• August 6, 2021

Francisco Rodriguez, Jr.: Ybor City’s Champion of Equal Opportunity

Francisco Rodriguez, Jr.: Ybor City’s Champion of Equal Opportunity

431 340 Tomaro Taylor

On July 28, 1868, US Secretary of State William Seward announced that the Fourteenth Amendment had been ratified. Three years after the Thirteenth Amendment abolished slavery, the Fourteenth nullified the Dred Scott ruling, declaring that “all persons born or naturalized in the United States” are citizens.

The Fourteenth also includes the Equal Protection Clause, which would later form the constitutional basis for various civil rights laws and court decisions, including Brown v. Board of Education in 1954. Following Brown, civil rights organizations around the country—and especially in the South—filed lawsuits to desegregate public schools. In Florida, one of the most significant lawyers in the desegregation struggle was Tampa’s own Francisco Rodriguez, Jr. (1916–1988).

“During those years, I filed practically every lawsuit that was filed in the state of Florida,” recalled Rodriguez in a 1978 interview with Fred Beaton. Rodriguez was the son of Afro-Cuban immigrants who worked in Ybor City’s cigar factories. His father was also a labor leader and a member of Sociedad La Unión Martí-Maceo social club who instilled in his son a passion for activism and pride in his heritage.

After graduating from Florida A&M University, Rodriguez taught at a public school in Ft. Pierce, where he encountered stricter segregation than he had known in the relatively relaxed multiracial community of Ybor City. He returned to Tampa to teach before pursuing graduate studies at the University of Pennsylvania and Temple University and serving in the Marine Corps in World War II.

While teaching again after the war, he became frustrated by how little had changed for Black Americans.

Well, the schools were separate and very unequal. And nobody even tried to hide it. You know, there was no question about it. Someone—if you’d ask for something, they’d tell you, “Well, even Hillsborough [County] doesn’t have that.” That means to say, you know, if Hillsborough doesn’t have it, you can’t get it.

After teaching for a year, he enrolled in law school at Howard University, where he became active in the NAACP, then returned to Tampa as the organization’s special counsel for the Southeast region.

As a Black Latino from a Spanish-speaking household, Rodriguez had an unusual vantage point on the Jim Crow era. In a 1983 interview with Gary Mormino and Gayla Jamison, he recalled the “chauvinism” of Cuban immigrants of all races toward Americans of all races, as well as tensions between Black Cubans and the larger African American community.

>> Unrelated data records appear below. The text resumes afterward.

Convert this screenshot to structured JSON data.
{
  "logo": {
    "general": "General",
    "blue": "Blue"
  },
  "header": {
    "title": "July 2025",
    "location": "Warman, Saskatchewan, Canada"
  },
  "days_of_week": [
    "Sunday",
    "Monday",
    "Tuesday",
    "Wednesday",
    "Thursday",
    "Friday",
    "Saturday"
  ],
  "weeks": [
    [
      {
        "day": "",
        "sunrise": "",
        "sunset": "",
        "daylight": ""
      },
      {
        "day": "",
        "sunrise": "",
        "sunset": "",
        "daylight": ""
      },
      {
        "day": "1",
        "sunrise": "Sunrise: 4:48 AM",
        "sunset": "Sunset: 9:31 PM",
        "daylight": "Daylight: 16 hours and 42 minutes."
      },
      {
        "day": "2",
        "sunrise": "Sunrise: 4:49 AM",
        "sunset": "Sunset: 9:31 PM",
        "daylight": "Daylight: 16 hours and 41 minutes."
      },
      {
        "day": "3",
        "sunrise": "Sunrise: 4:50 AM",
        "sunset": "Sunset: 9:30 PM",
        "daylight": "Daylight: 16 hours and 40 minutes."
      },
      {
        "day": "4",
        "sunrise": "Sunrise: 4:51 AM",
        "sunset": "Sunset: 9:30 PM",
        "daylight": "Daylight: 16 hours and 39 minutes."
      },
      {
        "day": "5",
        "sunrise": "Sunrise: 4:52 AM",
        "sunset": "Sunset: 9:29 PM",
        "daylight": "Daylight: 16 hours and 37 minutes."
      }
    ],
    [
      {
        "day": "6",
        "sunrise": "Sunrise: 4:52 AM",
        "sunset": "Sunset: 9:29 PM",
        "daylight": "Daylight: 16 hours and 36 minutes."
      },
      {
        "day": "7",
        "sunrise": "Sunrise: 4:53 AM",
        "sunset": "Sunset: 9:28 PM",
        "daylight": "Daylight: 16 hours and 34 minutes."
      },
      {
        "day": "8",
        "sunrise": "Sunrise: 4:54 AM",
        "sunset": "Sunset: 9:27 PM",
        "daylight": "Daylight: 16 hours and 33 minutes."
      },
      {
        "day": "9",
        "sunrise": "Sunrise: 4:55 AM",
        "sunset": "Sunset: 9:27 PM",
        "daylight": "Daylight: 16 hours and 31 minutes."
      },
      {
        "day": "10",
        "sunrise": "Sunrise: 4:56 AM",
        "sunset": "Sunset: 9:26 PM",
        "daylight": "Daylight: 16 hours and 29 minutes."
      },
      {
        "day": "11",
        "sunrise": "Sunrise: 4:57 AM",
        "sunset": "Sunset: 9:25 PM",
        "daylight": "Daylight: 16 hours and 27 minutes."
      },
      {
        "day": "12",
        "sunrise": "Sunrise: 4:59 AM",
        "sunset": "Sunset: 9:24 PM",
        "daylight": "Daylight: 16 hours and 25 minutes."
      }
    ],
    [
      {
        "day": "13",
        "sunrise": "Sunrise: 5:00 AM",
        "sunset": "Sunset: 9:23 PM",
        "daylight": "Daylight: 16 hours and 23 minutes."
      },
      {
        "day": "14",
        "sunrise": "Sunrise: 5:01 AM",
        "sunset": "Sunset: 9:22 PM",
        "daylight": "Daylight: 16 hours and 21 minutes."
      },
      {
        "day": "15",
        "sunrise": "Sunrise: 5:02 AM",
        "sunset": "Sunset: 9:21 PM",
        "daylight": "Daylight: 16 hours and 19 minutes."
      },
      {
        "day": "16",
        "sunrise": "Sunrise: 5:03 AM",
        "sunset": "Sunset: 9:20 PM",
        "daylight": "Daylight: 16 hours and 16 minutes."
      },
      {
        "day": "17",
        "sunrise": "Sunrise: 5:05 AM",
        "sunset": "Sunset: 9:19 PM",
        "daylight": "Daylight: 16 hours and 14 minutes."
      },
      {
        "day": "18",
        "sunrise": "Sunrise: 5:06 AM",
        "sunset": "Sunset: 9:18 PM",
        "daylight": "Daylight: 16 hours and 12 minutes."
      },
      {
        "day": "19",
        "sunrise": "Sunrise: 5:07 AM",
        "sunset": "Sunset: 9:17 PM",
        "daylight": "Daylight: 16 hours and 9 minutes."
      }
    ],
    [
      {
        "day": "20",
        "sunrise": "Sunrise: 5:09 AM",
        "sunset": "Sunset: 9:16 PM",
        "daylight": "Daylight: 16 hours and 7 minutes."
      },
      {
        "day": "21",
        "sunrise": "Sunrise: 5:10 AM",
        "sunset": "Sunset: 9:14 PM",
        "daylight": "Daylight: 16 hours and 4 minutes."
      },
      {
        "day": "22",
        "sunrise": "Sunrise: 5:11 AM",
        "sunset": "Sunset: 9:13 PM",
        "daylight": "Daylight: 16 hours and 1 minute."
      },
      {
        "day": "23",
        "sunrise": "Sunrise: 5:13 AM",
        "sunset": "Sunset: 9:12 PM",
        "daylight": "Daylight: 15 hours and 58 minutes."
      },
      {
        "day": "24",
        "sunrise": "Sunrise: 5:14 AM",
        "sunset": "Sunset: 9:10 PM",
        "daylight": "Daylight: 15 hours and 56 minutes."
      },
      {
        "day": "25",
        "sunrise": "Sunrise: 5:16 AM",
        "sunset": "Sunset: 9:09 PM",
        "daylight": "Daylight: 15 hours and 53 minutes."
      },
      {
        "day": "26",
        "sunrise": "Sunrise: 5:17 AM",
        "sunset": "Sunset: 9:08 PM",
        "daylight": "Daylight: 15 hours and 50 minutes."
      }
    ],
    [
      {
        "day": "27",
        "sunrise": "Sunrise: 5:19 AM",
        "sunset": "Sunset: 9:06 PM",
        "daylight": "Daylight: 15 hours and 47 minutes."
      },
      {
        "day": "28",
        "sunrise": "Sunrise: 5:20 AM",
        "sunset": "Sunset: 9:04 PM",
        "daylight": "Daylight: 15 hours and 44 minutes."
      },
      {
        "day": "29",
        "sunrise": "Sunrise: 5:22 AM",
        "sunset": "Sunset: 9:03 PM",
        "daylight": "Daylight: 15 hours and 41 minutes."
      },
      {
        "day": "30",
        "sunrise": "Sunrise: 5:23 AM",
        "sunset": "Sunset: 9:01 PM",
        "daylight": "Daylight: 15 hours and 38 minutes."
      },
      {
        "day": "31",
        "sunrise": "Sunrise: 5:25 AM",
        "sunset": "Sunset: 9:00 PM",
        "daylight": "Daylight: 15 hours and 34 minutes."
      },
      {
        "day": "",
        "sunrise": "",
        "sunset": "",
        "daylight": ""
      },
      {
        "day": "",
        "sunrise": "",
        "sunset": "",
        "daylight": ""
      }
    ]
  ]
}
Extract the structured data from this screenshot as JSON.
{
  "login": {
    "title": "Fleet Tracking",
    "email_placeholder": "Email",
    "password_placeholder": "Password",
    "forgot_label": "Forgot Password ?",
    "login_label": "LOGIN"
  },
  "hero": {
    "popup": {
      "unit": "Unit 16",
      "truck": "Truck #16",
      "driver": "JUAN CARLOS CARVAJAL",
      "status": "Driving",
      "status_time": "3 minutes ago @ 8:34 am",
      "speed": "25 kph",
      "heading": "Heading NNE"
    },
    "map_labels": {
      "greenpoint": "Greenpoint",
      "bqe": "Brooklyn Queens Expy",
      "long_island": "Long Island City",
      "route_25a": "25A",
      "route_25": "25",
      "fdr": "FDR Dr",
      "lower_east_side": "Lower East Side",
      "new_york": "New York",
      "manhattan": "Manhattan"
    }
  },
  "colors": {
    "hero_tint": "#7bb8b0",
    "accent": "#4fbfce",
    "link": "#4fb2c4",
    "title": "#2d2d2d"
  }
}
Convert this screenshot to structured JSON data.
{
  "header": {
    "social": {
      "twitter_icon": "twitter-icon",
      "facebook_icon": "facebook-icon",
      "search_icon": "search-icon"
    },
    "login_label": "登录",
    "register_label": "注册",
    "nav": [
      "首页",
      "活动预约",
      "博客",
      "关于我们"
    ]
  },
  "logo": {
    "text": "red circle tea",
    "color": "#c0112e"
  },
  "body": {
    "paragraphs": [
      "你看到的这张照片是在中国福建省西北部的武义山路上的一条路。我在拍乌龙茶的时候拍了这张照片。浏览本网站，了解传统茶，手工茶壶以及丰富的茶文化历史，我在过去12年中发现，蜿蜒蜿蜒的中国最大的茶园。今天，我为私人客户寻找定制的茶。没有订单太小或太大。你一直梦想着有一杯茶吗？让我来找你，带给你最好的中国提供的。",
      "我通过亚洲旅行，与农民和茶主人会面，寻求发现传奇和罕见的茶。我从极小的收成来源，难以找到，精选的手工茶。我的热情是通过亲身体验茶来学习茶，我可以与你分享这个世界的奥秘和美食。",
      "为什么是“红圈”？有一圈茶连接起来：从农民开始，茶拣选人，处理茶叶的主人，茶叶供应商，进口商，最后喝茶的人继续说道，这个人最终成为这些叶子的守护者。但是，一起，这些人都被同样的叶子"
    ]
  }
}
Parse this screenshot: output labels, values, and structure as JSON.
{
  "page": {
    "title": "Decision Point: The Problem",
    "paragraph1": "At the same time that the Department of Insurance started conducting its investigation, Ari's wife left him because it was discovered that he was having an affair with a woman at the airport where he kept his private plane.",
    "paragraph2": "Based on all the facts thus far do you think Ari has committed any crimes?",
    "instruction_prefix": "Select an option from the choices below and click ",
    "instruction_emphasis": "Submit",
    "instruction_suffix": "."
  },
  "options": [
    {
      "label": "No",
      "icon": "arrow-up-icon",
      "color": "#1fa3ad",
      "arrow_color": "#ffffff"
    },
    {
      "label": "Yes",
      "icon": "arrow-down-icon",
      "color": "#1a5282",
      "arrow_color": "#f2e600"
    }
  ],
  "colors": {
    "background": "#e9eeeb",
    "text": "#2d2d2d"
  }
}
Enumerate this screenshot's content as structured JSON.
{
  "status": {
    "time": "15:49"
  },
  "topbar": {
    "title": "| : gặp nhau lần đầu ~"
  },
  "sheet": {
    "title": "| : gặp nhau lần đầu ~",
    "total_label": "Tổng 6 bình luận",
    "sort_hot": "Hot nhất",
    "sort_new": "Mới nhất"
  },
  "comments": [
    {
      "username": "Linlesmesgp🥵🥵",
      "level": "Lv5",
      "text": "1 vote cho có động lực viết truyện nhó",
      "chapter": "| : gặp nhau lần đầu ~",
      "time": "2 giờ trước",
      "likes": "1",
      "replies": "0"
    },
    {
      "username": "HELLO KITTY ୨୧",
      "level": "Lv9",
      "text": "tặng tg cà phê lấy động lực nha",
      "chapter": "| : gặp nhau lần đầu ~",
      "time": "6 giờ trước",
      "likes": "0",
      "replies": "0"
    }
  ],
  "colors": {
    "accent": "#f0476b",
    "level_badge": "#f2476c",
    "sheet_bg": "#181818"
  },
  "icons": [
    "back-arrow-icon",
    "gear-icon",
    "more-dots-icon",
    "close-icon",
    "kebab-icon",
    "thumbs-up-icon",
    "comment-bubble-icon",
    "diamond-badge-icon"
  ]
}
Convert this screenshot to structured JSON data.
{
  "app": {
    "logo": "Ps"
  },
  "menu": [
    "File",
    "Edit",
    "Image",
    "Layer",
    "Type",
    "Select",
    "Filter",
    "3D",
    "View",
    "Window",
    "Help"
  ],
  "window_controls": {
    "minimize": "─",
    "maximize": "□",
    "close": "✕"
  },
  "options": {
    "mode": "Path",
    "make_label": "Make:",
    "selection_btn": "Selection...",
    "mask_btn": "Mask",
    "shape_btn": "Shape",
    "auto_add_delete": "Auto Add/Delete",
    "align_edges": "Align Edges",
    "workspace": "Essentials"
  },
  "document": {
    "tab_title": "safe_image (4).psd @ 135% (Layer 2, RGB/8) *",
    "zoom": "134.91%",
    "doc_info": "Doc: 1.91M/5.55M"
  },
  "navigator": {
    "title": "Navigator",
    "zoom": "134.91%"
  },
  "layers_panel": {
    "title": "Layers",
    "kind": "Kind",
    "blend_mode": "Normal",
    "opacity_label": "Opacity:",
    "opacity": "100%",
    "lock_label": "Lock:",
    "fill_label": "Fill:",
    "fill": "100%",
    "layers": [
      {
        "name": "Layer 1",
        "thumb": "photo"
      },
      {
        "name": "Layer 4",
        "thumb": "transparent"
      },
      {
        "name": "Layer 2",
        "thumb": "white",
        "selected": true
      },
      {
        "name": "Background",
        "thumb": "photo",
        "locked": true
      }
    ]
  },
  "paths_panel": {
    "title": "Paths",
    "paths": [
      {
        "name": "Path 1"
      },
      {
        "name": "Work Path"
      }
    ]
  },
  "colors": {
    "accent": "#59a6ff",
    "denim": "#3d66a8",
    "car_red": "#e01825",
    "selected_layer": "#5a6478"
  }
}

You know, racial prejudice is a terrible thing when you are the one being prejudiced against. But almost any weak person avails himself of the excuse to be better than somebody; you have nothing else to do, you know. It’s easy to do because you don’t have to accomplish anything. It’s only human to want to say that I’m better than John Doe.

In 2016, the city of Tampa unveiled a bust of Rodriguez on the Riverwalk, where he joined other pivotal figures in the city’s history.

Credit: Matt Barganier, Collections Specialist for Oral History